What is being asked:
Exact copies of the lines from the line containing "Convert this screenshot" through the last line of the entries below are the whole answer.
Task inputs Block Start
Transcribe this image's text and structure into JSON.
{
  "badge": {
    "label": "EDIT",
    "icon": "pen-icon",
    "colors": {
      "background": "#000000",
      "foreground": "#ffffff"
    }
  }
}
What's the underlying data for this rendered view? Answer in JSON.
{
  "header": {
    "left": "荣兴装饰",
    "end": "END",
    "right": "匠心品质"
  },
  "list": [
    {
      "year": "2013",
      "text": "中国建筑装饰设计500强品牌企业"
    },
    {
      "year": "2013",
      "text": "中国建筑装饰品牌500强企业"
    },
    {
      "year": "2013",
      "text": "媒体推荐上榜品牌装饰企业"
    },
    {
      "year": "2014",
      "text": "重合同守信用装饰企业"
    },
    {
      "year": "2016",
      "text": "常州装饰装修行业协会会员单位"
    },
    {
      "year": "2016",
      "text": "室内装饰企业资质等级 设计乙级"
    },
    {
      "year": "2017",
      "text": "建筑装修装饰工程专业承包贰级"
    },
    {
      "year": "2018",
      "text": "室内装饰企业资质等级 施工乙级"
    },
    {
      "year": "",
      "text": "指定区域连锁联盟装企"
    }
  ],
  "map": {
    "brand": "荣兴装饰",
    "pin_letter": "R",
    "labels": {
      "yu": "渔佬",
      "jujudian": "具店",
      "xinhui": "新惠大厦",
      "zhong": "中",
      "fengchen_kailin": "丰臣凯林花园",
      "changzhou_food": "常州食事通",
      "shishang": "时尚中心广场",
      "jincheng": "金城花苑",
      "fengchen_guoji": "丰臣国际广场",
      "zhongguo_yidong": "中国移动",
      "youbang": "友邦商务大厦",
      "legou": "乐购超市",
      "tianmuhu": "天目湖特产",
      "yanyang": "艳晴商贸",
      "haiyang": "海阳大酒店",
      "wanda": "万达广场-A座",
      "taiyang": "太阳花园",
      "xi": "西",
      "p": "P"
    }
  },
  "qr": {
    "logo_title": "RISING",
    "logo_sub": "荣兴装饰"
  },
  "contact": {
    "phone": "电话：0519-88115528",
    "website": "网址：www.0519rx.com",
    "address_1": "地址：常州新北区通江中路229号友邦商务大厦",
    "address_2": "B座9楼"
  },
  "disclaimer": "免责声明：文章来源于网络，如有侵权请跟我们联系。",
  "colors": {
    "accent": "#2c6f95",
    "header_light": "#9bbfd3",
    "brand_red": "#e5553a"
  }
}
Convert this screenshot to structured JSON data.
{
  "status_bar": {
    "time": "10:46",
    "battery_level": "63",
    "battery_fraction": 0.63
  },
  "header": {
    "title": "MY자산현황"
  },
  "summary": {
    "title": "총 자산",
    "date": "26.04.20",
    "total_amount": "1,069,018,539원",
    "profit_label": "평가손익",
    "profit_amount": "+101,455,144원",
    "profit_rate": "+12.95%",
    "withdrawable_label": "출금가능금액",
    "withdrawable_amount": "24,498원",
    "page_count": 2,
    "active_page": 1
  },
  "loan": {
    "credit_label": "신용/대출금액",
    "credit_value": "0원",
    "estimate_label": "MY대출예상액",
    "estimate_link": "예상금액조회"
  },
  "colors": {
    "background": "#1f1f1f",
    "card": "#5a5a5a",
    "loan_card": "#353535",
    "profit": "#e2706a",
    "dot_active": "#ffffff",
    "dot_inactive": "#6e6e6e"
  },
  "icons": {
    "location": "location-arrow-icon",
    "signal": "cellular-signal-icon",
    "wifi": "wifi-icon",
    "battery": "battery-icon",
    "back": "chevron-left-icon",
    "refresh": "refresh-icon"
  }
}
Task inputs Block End
Response to the task:
Convert this screenshot to structured JSON data.
{
  "status_bar": {
    "time": "10:46",
    "battery_level": "63",
    "battery_fraction": 0.63
  },
  "header": {
    "title": "MY자산현황"
  },
  "summary": {
    "title": "총 자산",
    "date": "26.04.20",
    "total_amount": "1,069,018,539원",
    "profit_label": "평가손익",
    "profit_amount": "+101,455,144원",
    "profit_rate": "+12.95%",
    "withdrawable_label": "출금가능금액",
    "withdrawable_amount": "24,498원",
    "page_count": 2,
    "active_page": 1
  },
  "loan": {
    "credit_label": "신용/대출금액",
    "credit_value": "0원",
    "estimate_label": "MY대출예상액",
    "estimate_link": "예상금액조회"
  },
  "colors": {
    "background": "#1f1f1f",
    "card": "#5a5a5a",
    "loan_card": "#353535",
    "profit": "#e2706a",
    "dot_active": "#ffffff",
    "dot_inactive": "#6e6e6e"
  },
  "icons": {
    "location": "location-arrow-icon",
    "signal": "cellular-signal-icon",
    "wifi": "wifi-icon",
    "battery": "battery-icon",
    "back": "chevron-left-icon",
    "refresh": "refresh-icon"
  }
}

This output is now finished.